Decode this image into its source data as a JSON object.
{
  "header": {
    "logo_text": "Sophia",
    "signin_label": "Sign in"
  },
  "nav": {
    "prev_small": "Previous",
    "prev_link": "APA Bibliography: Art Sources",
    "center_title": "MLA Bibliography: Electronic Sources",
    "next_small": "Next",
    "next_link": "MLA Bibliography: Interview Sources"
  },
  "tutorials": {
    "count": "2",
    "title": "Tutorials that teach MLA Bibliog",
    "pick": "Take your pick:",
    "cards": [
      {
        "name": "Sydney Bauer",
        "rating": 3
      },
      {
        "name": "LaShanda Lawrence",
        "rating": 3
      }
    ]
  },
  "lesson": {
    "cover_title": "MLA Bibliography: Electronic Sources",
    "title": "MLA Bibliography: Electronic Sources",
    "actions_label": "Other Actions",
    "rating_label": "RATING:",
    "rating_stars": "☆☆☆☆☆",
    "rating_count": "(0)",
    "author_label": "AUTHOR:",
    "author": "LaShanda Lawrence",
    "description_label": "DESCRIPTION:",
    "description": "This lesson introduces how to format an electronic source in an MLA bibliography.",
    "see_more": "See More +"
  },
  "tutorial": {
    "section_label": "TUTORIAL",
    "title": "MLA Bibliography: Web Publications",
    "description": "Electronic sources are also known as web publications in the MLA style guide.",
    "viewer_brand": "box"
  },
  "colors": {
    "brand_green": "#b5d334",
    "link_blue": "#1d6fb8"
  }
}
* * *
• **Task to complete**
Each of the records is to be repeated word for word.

• **Completed task**
Decode this image into its source data as a JSON object.
{
  "header": {
    "logo_text": "Sophia",
    "signin_label": "Sign in"
  },
  "nav": {
    "prev_small": "Previous",
    "prev_link": "APA Bibliography: Art Sources",
    "center_title": "MLA Bibliography: Electronic Sources",
    "next_small": "Next",
    "next_link": "MLA Bibliography: Interview Sources"
  },
  "tutorials": {
    "count": "2",
    "title": "Tutorials that teach MLA Bibliog",
    "pick": "Take your pick:",
    "cards": [
      {
        "name": "Sydney Bauer",
        "rating": 3
      },
      {
        "name": "LaShanda Lawrence",
        "rating": 3
      }
    ]
  },
  "lesson": {
    "cover_title": "MLA Bibliography: Electronic Sources",
    "title": "MLA Bibliography: Electronic Sources",
    "actions_label": "Other Actions",
    "rating_label": "RATING:",
    "rating_stars": "☆☆☆☆☆",
    "rating_count": "(0)",
    "author_label": "AUTHOR:",
    "author": "LaShanda Lawrence",
    "description_label": "DESCRIPTION:",
    "description": "This lesson introduces how to format an electronic source in an MLA bibliography.",
    "see_more": "See More +"
  },
  "tutorial": {
    "section_label": "TUTORIAL",
    "title": "MLA Bibliography: Web Publications",
    "description": "Electronic sources are also known as web publications in the MLA style guide.",
    "viewer_brand": "box"
  },
  "colors": {
    "brand_green": "#b5d334",
    "link_blue": "#1d6fb8"
  }
}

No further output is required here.